Records from a dataset:
-------

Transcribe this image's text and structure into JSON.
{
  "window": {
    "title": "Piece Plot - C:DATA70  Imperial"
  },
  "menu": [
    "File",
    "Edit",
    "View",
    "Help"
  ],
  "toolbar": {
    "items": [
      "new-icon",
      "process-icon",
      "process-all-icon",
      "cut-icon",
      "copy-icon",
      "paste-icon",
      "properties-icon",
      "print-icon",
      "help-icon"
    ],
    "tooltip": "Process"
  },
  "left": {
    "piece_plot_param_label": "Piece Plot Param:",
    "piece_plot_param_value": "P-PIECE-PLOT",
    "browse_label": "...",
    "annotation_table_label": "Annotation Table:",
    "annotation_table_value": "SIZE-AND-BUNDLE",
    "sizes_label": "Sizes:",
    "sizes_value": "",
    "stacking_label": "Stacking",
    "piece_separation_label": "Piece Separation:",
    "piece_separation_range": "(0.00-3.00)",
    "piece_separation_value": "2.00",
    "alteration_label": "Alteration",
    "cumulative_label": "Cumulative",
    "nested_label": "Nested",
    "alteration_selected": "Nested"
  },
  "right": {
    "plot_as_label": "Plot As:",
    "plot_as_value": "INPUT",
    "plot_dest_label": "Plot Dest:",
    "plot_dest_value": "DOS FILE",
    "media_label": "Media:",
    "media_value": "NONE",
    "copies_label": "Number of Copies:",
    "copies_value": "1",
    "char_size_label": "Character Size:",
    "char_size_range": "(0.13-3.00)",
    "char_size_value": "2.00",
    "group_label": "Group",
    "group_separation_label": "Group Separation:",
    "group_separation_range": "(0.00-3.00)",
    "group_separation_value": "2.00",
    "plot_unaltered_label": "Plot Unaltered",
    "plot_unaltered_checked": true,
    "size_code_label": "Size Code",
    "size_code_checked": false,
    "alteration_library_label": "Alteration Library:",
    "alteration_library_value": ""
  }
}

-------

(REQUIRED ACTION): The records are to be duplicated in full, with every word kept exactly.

(ANSWER BOX):
Transcribe this image's text and structure into JSON.
{
  "window": {
    "title": "Piece Plot - C:DATA70  Imperial"
  },
  "menu": [
    "File",
    "Edit",
    "View",
    "Help"
  ],
  "toolbar": {
    "items": [
      "new-icon",
      "process-icon",
      "process-all-icon",
      "cut-icon",
      "copy-icon",
      "paste-icon",
      "properties-icon",
      "print-icon",
      "help-icon"
    ],
    "tooltip": "Process"
  },
  "left": {
    "piece_plot_param_label": "Piece Plot Param:",
    "piece_plot_param_value": "P-PIECE-PLOT",
    "browse_label": "...",
    "annotation_table_label": "Annotation Table:",
    "annotation_table_value": "SIZE-AND-BUNDLE",
    "sizes_label": "Sizes:",
    "sizes_value": "",
    "stacking_label": "Stacking",
    "piece_separation_label": "Piece Separation:",
    "piece_separation_range": "(0.00-3.00)",
    "piece_separation_value": "2.00",
    "alteration_label": "Alteration",
    "cumulative_label": "Cumulative",
    "nested_label": "Nested",
    "alteration_selected": "Nested"
  },
  "right": {
    "plot_as_label": "Plot As:",
    "plot_as_value": "INPUT",
    "plot_dest_label": "Plot Dest:",
    "plot_dest_value": "DOS FILE",
    "media_label": "Media:",
    "media_value": "NONE",
    "copies_label": "Number of Copies:",
    "copies_value": "1",
    "char_size_label": "Character Size:",
    "char_size_range": "(0.13-3.00)",
    "char_size_value": "2.00",
    "group_label": "Group",
    "group_separation_label": "Group Separation:",
    "group_separation_range": "(0.00-3.00)",
    "group_separation_value": "2.00",
    "plot_unaltered_label": "Plot Unaltered",
    "plot_unaltered_checked": true,
    "size_code_label": "Size Code",
    "size_code_checked": false,
    "alteration_library_label": "Alteration Library:",
    "alteration_library_value": ""
  }
}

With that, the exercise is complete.